* **BRIEF**
Print the data verbatim. Leave every image out.

Items from a dataset:
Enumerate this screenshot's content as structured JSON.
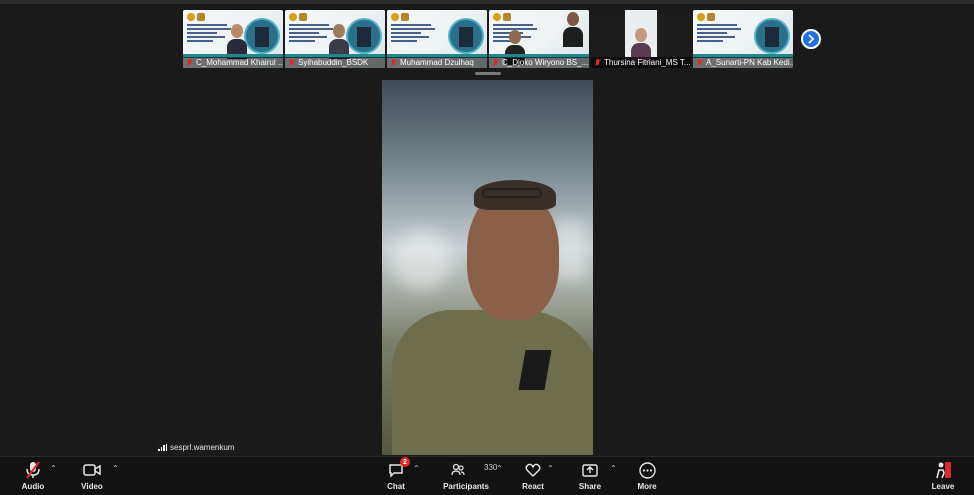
{
  "thumbnails": [
    {
      "name": "C_Mohammad Khairul ..."
    },
    {
      "name": "Syihabuddin_BSDK"
    },
    {
      "name": "Muhammad Dzulhaq"
    },
    {
      "name": "C_Djoko Wiryono BS_..."
    },
    {
      "name": "Thursina Fitriani_MS T..."
    },
    {
      "name": "A_Sunarti-PN Kab Kedi..."
    }
  ],
  "self_view": {
    "name": "sesprl.wamenkum"
  },
  "toolbar": {
    "audio": "Audio",
    "video": "Video",
    "chat": "Chat",
    "chat_badge": "2",
    "participants": "Participants",
    "participants_count": "330",
    "react": "React",
    "share": "Share",
    "more": "More",
    "leave": "Leave"
  },
  "colors": {
    "accent": "#1f6fe0",
    "danger": "#e02828",
    "toolbar_bg": "#121212"
  }
}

* **REPLY**
Enumerate this screenshot's content as structured JSON.
{
  "thumbnails": [
    {
      "name": "C_Mohammad Khairul ..."
    },
    {
      "name": "Syihabuddin_BSDK"
    },
    {
      "name": "Muhammad Dzulhaq"
    },
    {
      "name": "C_Djoko Wiryono BS_..."
    },
    {
      "name": "Thursina Fitriani_MS T..."
    },
    {
      "name": "A_Sunarti-PN Kab Kedi..."
    }
  ],
  "self_view": {
    "name": "sesprl.wamenkum"
  },
  "toolbar": {
    "audio": "Audio",
    "video": "Video",
    "chat": "Chat",
    "chat_badge": "2",
    "participants": "Participants",
    "participants_count": "330",
    "react": "React",
    "share": "Share",
    "more": "More",
    "leave": "Leave"
  },
  "colors": {
    "accent": "#1f6fe0",
    "danger": "#e02828",
    "toolbar_bg": "#121212"
  }
}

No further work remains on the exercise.